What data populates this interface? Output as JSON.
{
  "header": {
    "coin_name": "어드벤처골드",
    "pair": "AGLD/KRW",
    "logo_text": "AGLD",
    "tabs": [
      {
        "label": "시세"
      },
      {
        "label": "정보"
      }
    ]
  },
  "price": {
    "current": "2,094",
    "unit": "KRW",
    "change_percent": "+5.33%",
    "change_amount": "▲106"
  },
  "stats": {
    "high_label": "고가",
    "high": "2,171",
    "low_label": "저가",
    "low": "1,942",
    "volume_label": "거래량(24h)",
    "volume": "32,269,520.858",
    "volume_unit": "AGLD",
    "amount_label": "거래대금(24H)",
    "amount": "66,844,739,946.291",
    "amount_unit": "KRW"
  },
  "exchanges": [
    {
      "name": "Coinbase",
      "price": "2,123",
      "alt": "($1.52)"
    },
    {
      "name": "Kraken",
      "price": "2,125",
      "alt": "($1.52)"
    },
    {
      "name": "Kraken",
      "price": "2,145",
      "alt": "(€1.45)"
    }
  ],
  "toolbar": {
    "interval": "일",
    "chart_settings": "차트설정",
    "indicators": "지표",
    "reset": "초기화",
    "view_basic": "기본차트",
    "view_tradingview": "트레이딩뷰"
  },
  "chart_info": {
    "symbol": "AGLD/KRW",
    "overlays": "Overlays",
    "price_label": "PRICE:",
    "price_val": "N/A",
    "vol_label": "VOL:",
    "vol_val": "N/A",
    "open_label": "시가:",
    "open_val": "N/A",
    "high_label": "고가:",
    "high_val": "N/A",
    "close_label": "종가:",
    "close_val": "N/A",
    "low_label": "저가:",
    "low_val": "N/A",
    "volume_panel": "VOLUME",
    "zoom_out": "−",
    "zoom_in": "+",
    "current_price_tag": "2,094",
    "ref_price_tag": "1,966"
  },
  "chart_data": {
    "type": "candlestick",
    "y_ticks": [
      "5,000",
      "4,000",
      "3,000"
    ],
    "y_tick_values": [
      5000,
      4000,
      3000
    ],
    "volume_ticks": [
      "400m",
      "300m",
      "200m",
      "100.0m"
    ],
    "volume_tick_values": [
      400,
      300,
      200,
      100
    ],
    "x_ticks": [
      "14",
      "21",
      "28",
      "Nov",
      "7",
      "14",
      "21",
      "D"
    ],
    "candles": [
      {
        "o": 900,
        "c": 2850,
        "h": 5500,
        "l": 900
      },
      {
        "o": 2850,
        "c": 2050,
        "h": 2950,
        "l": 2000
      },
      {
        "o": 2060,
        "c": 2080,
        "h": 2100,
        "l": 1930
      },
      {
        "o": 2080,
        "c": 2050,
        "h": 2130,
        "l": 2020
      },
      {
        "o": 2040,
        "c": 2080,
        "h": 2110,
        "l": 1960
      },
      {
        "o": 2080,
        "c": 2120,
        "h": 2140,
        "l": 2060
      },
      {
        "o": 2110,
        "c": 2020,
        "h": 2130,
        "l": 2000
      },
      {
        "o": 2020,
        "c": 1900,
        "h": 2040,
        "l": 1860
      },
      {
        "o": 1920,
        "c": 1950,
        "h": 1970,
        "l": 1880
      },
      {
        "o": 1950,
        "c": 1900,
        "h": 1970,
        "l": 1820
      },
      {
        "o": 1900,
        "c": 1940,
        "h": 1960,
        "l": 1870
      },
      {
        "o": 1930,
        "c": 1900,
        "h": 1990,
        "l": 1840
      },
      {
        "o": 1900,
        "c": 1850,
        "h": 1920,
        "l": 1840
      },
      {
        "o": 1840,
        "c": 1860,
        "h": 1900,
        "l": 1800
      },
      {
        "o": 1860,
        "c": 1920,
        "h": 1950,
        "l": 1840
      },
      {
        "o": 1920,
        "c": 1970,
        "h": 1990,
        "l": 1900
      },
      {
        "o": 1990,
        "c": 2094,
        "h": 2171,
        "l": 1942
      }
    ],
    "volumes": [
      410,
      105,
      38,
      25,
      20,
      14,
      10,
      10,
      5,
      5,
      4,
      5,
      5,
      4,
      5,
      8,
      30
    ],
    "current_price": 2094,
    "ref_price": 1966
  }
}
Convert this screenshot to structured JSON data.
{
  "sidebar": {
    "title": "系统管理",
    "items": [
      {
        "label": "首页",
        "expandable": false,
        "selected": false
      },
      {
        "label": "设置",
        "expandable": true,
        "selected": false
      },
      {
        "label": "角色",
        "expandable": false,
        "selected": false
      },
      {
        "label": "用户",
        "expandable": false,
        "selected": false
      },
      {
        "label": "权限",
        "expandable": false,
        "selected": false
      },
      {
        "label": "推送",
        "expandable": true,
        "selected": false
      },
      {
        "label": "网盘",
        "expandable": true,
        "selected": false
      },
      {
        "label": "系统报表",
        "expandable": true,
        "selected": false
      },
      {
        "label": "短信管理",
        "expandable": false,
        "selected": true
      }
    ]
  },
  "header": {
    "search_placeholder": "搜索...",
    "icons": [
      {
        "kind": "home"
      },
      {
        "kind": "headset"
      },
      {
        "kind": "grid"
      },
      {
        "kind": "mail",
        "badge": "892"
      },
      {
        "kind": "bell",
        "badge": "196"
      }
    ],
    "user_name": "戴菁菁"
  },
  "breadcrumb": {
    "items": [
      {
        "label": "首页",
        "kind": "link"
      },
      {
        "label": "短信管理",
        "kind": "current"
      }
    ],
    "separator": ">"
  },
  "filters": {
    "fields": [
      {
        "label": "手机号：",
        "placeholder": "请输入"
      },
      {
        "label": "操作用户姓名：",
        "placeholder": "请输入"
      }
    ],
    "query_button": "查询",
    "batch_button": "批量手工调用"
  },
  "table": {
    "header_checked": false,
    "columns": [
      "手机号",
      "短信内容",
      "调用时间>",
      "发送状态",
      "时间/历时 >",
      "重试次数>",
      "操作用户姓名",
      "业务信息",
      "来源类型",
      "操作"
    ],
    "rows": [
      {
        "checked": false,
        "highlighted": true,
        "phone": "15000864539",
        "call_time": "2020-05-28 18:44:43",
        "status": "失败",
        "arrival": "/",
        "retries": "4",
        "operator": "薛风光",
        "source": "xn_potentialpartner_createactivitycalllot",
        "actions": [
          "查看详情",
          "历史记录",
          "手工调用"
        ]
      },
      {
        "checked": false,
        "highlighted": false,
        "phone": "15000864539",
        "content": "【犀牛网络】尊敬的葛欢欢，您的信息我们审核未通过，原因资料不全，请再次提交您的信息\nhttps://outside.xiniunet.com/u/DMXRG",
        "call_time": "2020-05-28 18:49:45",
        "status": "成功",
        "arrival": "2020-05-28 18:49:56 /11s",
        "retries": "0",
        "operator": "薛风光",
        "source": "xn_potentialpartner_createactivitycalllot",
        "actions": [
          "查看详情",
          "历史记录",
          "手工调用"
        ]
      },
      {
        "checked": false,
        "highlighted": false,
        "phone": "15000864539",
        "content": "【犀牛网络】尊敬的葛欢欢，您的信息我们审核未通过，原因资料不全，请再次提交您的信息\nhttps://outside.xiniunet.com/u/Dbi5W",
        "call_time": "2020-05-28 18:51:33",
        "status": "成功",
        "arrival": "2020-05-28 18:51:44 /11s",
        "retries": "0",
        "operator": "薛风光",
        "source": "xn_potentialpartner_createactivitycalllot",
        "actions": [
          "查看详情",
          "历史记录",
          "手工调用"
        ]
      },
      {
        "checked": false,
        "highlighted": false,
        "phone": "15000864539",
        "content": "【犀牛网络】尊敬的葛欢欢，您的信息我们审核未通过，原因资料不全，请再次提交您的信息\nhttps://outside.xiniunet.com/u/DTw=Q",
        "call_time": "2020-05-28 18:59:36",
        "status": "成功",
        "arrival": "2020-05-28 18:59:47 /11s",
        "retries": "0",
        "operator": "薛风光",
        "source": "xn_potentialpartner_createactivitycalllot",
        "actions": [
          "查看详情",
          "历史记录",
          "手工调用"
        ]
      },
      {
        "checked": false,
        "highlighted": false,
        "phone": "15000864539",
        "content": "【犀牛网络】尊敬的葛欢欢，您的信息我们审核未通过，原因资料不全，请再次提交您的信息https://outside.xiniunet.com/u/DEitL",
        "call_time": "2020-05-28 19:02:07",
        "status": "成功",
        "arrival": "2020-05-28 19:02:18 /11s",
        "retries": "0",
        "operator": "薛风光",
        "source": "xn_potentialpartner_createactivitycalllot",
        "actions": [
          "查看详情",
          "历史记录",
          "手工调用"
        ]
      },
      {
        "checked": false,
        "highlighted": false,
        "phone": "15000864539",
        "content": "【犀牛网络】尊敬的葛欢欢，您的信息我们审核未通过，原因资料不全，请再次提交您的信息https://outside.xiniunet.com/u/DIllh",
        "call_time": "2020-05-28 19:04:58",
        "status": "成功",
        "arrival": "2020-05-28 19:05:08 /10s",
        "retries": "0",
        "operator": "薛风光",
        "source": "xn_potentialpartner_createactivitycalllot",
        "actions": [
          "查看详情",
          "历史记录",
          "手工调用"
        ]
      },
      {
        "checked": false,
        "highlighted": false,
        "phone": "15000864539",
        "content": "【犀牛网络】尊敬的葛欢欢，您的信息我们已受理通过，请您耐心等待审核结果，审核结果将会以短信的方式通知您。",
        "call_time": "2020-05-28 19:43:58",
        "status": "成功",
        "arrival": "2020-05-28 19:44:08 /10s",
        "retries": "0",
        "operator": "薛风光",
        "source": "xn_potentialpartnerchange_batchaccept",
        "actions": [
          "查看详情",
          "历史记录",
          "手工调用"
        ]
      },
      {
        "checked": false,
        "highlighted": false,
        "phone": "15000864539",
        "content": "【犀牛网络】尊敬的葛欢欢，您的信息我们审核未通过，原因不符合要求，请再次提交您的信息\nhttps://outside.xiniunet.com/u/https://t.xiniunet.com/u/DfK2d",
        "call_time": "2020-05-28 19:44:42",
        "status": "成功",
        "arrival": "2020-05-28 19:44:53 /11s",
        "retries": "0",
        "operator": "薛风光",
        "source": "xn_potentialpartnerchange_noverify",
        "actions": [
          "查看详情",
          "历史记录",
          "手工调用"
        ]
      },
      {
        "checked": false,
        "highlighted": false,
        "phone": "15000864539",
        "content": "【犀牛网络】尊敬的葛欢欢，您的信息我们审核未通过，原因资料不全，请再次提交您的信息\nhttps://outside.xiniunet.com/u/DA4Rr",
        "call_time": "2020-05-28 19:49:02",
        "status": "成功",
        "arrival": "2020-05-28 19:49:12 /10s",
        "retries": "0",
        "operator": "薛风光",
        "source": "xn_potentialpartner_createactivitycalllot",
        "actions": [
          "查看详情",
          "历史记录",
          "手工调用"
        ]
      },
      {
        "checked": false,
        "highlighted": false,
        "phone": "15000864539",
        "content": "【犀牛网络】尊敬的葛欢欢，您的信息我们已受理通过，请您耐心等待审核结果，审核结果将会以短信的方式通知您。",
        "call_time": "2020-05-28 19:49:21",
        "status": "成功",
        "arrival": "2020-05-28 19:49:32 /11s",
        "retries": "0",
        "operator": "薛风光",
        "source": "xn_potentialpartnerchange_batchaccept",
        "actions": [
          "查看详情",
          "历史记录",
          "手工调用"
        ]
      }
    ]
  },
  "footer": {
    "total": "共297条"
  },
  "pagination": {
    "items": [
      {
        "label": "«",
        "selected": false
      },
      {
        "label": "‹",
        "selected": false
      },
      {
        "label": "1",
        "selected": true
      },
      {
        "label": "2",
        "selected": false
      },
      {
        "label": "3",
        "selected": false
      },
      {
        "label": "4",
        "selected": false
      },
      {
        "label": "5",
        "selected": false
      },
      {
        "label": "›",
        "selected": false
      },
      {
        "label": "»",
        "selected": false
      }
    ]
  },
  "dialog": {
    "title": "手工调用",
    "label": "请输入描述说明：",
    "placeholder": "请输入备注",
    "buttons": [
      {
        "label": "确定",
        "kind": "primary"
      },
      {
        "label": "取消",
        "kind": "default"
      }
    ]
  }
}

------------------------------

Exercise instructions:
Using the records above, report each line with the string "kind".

Response to this task:
        "kind": "home"
        "kind": "headset"
        "kind": "grid"
        "kind": "mail",
        "kind": "bell",
        "kind": "link"
        "kind": "current"
        "kind": "primary"
        "kind": "default"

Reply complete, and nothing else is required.